To ask the Chancellor of the Exchequer, pursuant to his answer of 17 January,Official Report, column 356, what is his estimate of the numbers of additional income tax payers aged over 65 years in 1994–95, over the figures for 1992–93, as a result of freezing the rate of age-related personal allowances in two years; and how much extra income tax will be raised as a result.
§ Mr. Dorrell
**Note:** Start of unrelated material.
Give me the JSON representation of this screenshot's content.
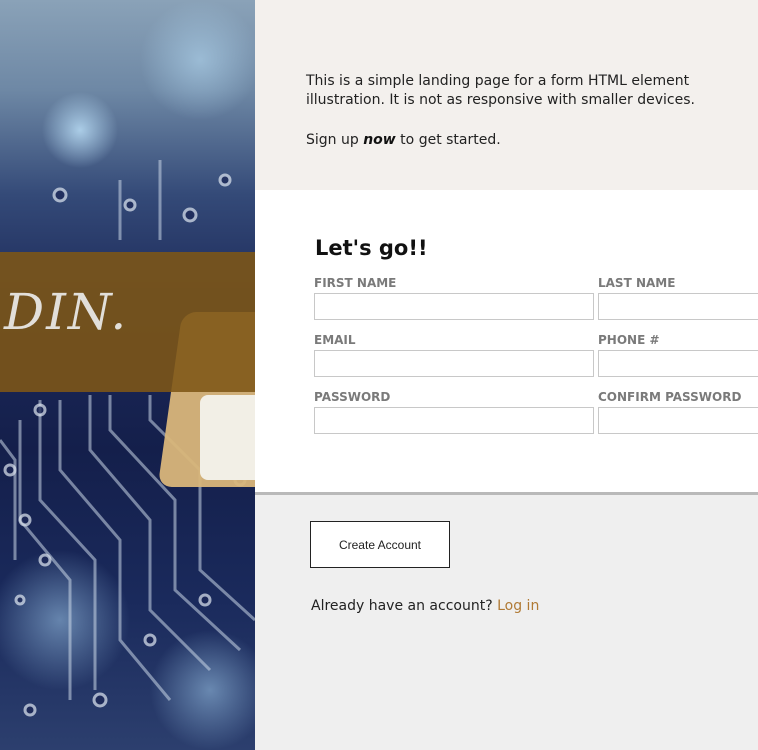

[holding answer 14 February 1994]: Compared with indexing the 1992–93 personal allowance for those aged 65 or over to 1994–95 levels by reference to the statutory formula, the revenue yield from leaving this allowance unchanged in the last two Budgets is £140 million and about 160,000 more people will pay tax. If account is also taken of the effect of changes in the level of the married couple's allowance for those aged 65 or over, then about 140,000 more people will pay tax than would do so under statutory indexation of all allowances. However, 200,000 elderly couples on low incomes gain as a result of increasing the age-related MCA. Since 1979, pensioners' average income has increased by 42 per cent. 669W By April 1994, pensioners in receipt of income support will have seen their incomes rise by at least 11 per cent. since April 1992.